[Given data]
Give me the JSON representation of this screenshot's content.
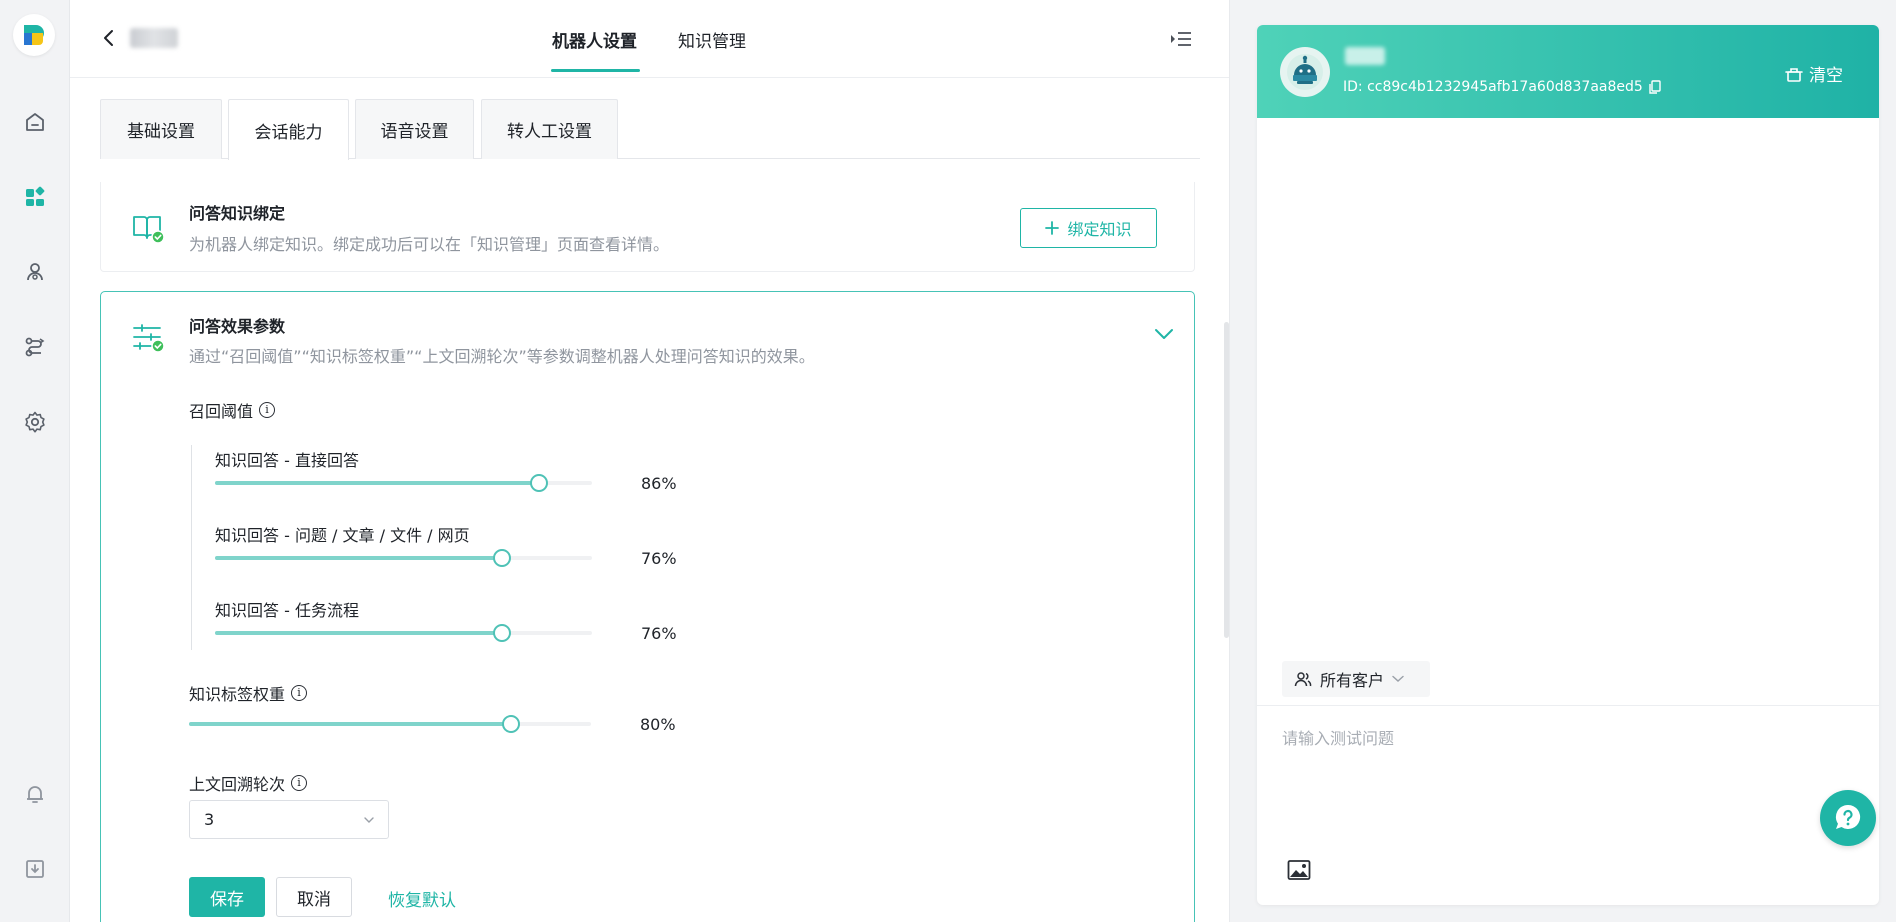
{
  "top_tabs": [
    {
      "label": "机器人设置",
      "active": true
    },
    {
      "label": "知识管理",
      "active": false
    }
  ],
  "sub_tabs": [
    {
      "label": "基础设置",
      "active": false
    },
    {
      "label": "会话能力",
      "active": true
    },
    {
      "label": "语音设置",
      "active": false
    },
    {
      "label": "转人工设置",
      "active": false
    }
  ],
  "knowledge_binding": {
    "title": "问答知识绑定",
    "description": "为机器人绑定知识。绑定成功后可以在「知识管理」页面查看详情。",
    "button_label": "绑定知识"
  },
  "qa_params": {
    "title": "问答效果参数",
    "description": "通过“召回阈值”“知识标签权重”“上文回溯轮次”等参数调整机器人处理问答知识的效果。",
    "recall_threshold": {
      "label": "召回阈值",
      "items": [
        {
          "label": "知识回答 - 直接回答",
          "value": 86,
          "value_text": "86%"
        },
        {
          "label": "知识回答 - 问题 / 文章 / 文件 / 网页",
          "value": 76,
          "value_text": "76%"
        },
        {
          "label": "知识回答 - 任务流程",
          "value": 76,
          "value_text": "76%"
        }
      ]
    },
    "tag_weight": {
      "label": "知识标签权重",
      "value": 80,
      "value_text": "80%"
    },
    "context_rounds": {
      "label": "上文回溯轮次",
      "value": "3"
    },
    "save_label": "保存",
    "cancel_label": "取消",
    "reset_label": "恢复默认"
  },
  "chat": {
    "bot_id": "ID: cc89c4b1232945afb17a60d837aa8ed5",
    "clear_label": "清空",
    "customer_filter": "所有客户",
    "input_placeholder": "请输入测试问题"
  },
  "colors": {
    "accent": "#1fb5a6",
    "slider_fill": "#7fd4cb",
    "header_gradient_start": "#4fd2b8",
    "header_gradient_end": "#1fb2a6",
    "check_green": "#3fbf5b"
  }
}
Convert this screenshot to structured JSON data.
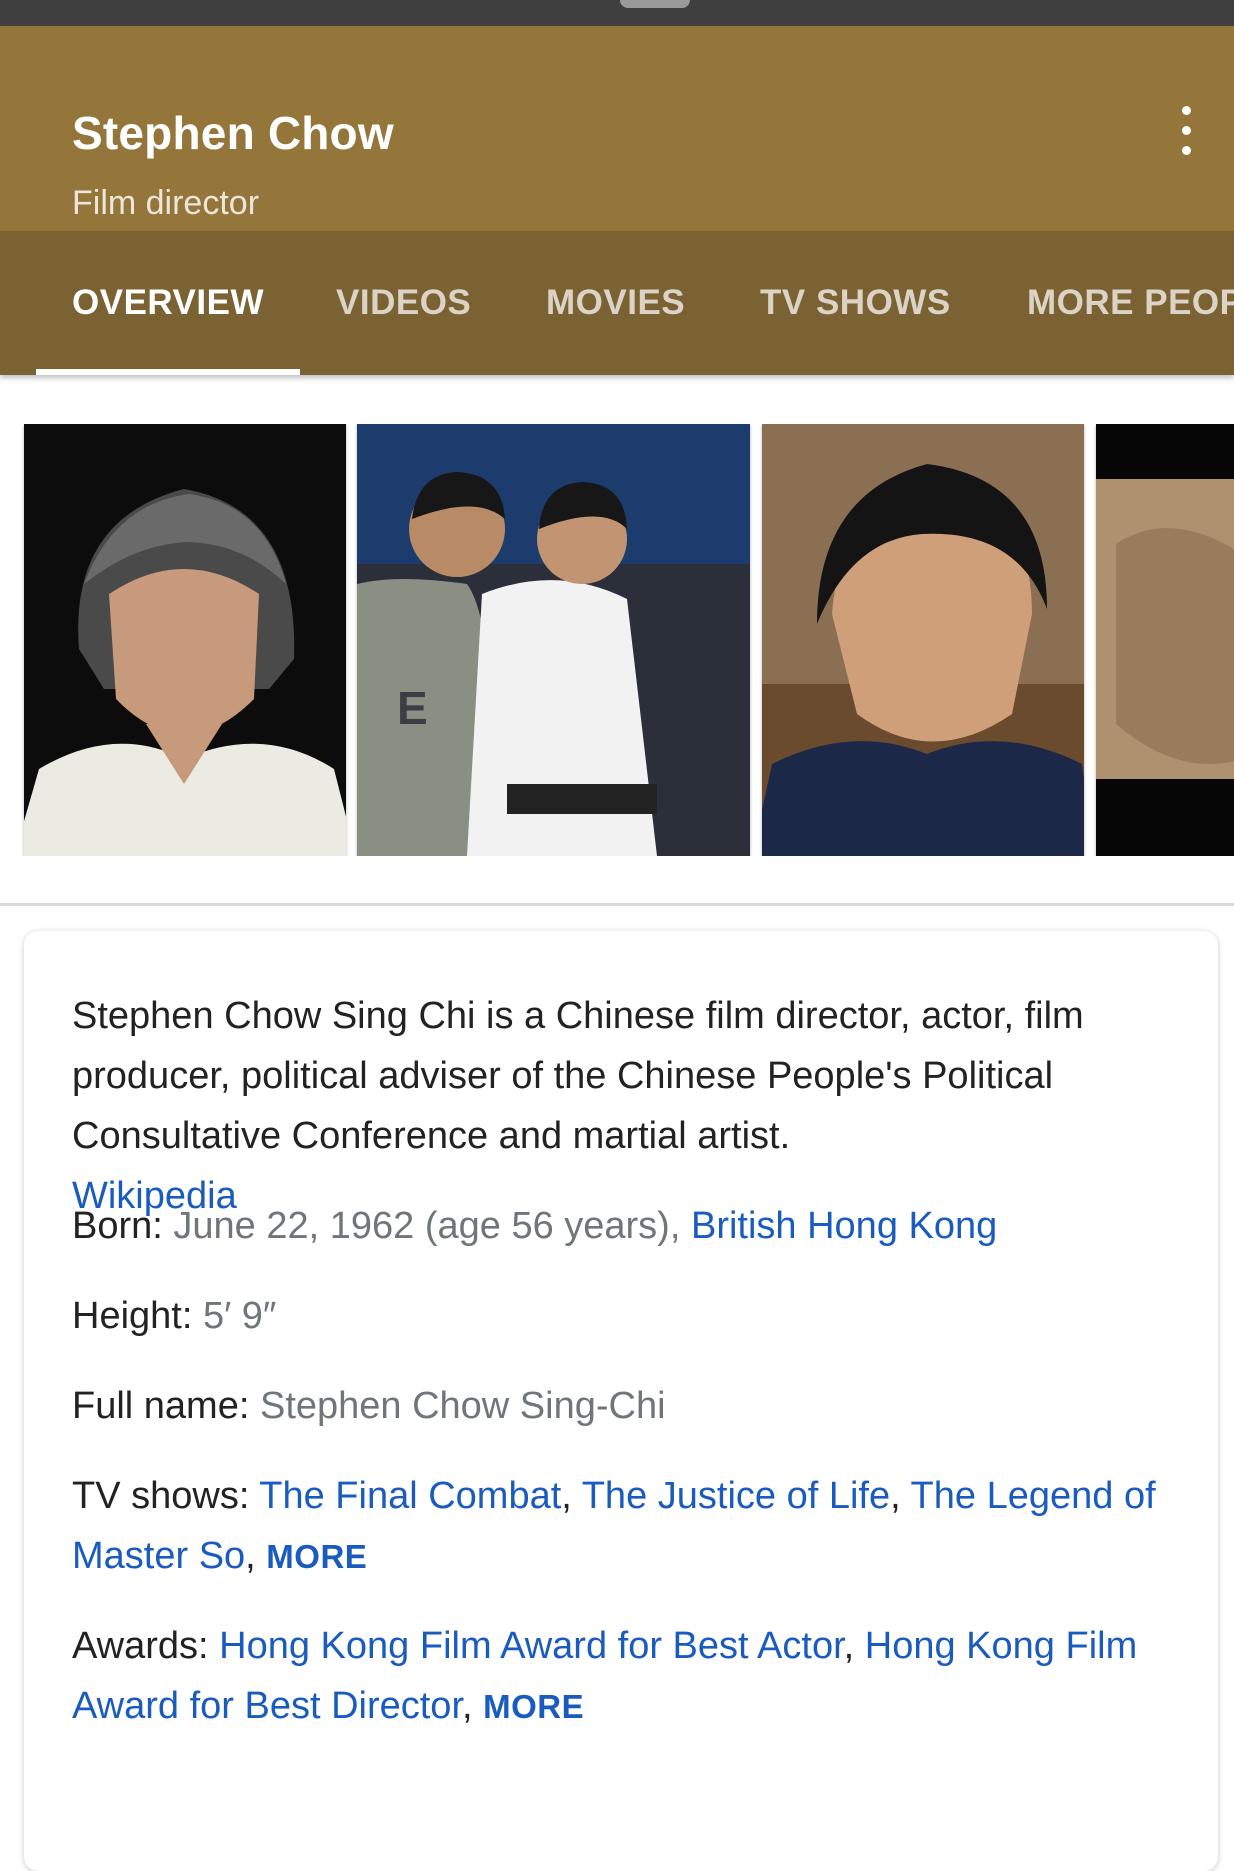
{
  "header": {
    "title": "Stephen Chow",
    "subtitle": "Film director",
    "menu_icon": "more-vert-icon"
  },
  "tabs": [
    {
      "label": "OVERVIEW",
      "active": true
    },
    {
      "label": "VIDEOS",
      "active": false
    },
    {
      "label": "MOVIES",
      "active": false
    },
    {
      "label": "TV SHOWS",
      "active": false
    },
    {
      "label": "MORE PEOPLE",
      "active": false
    }
  ],
  "photos": [
    {
      "subject": "portrait-white-shirt"
    },
    {
      "subject": "two-men-posing"
    },
    {
      "subject": "portrait-navy-shirt"
    },
    {
      "subject": "cropped-image"
    }
  ],
  "description": {
    "text": "Stephen Chow Sing Chi is a Chinese film director, actor, film producer, political adviser of the Chinese People's Political Consultative Conference and martial artist.",
    "source": "Wikipedia"
  },
  "facts": {
    "born": {
      "label": "Born:",
      "value": "June 22, 1962 (age 56 years)",
      "sep": ", ",
      "place": "British Hong Kong"
    },
    "height": {
      "label": "Height:",
      "value": "5′ 9″"
    },
    "full_name": {
      "label": "Full name:",
      "value": "Stephen Chow Sing-Chi"
    },
    "tv_shows": {
      "label": "TV shows:",
      "items": [
        "The Final Combat",
        "The Justice of Life",
        "The Legend of Master So"
      ],
      "sep": ", ",
      "more": "MORE"
    },
    "awards": {
      "label": "Awards:",
      "items": [
        "Hong Kong Film Award for Best Actor",
        "Hong Kong Film Award for Best Director"
      ],
      "sep": ", ",
      "more": "MORE"
    }
  },
  "colors": {
    "header_bg": "#94753a",
    "tabs_bg": "#7b6233",
    "link": "#1a5bbf",
    "value_text": "#70757a"
  }
}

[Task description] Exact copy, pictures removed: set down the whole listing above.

[Reply to the task]
Give me the JSON representation of this screenshot's content.
{
  "top_tabs": [
    {
      "label": "机器人设置",
      "active": true
    },
    {
      "label": "知识管理",
      "active": false
    }
  ],
  "sub_tabs": [
    {
      "label": "基础设置",
      "active": false
    },
    {
      "label": "会话能力",
      "active": true
    },
    {
      "label": "语音设置",
      "active": false
    },
    {
      "label": "转人工设置",
      "active": false
    }
  ],
  "knowledge_binding": {
    "title": "问答知识绑定",
    "description": "为机器人绑定知识。绑定成功后可以在「知识管理」页面查看详情。",
    "button_label": "绑定知识"
  },
  "qa_params": {
    "title": "问答效果参数",
    "description": "通过“召回阈值”“知识标签权重”“上文回溯轮次”等参数调整机器人处理问答知识的效果。",
    "recall_threshold": {
      "label": "召回阈值",
      "items": [
        {
          "label": "知识回答 - 直接回答",
          "value": 86,
          "value_text": "86%"
        },
        {
          "label": "知识回答 - 问题 / 文章 / 文件 / 网页",
          "value": 76,
          "value_text": "76%"
        },
        {
          "label": "知识回答 - 任务流程",
          "value": 76,
          "value_text": "76%"
        }
      ]
    },
    "tag_weight": {
      "label": "知识标签权重",
      "value": 80,
      "value_text": "80%"
    },
    "context_rounds": {
      "label": "上文回溯轮次",
      "value": "3"
    },
    "save_label": "保存",
    "cancel_label": "取消",
    "reset_label": "恢复默认"
  },
  "chat": {
    "bot_id": "ID: cc89c4b1232945afb17a60d837aa8ed5",
    "clear_label": "清空",
    "customer_filter": "所有客户",
    "input_placeholder": "请输入测试问题"
  },
  "colors": {
    "accent": "#1fb5a6",
    "slider_fill": "#7fd4cb",
    "header_gradient_start": "#4fd2b8",
    "header_gradient_end": "#1fb2a6",
    "check_green": "#3fbf5b"
  }
}
Convert this screenshot to structured JSON data.
{
  "header": {
    "title": "Stephen Chow",
    "subtitle": "Film director",
    "menu_icon": "more-vert-icon"
  },
  "tabs": [
    {
      "label": "OVERVIEW",
      "active": true
    },
    {
      "label": "VIDEOS",
      "active": false
    },
    {
      "label": "MOVIES",
      "active": false
    },
    {
      "label": "TV SHOWS",
      "active": false
    },
    {
      "label": "MORE PEOPLE",
      "active": false
    }
  ],
  "photos": [
    {
      "subject": "portrait-white-shirt"
    },
    {
      "subject": "two-men-posing"
    },
    {
      "subject": "portrait-navy-shirt"
    },
    {
      "subject": "cropped-image"
    }
  ],
  "description": {
    "text": "Stephen Chow Sing Chi is a Chinese film director, actor, film producer, political adviser of the Chinese People's Political Consultative Conference and martial artist.",
    "source": "Wikipedia"
  },
  "facts": {
    "born": {
      "label": "Born:",
      "value": "June 22, 1962 (age 56 years)",
      "sep": ", ",
      "place": "British Hong Kong"
    },
    "height": {
      "label": "Height:",
      "value": "5′ 9″"
    },
    "full_name": {
      "label": "Full name:",
      "value": "Stephen Chow Sing-Chi"
    },
    "tv_shows": {
      "label": "TV shows:",
      "items": [
        "The Final Combat",
        "The Justice of Life",
        "The Legend of Master So"
      ],
      "sep": ", ",
      "more": "MORE"
    },
    "awards": {
      "label": "Awards:",
      "items": [
        "Hong Kong Film Award for Best Actor",
        "Hong Kong Film Award for Best Director"
      ],
      "sep": ", ",
      "more": "MORE"
    }
  },
  "colors": {
    "header_bg": "#94753a",
    "tabs_bg": "#7b6233",
    "link": "#1a5bbf",
    "value_text": "#70757a"
  }
}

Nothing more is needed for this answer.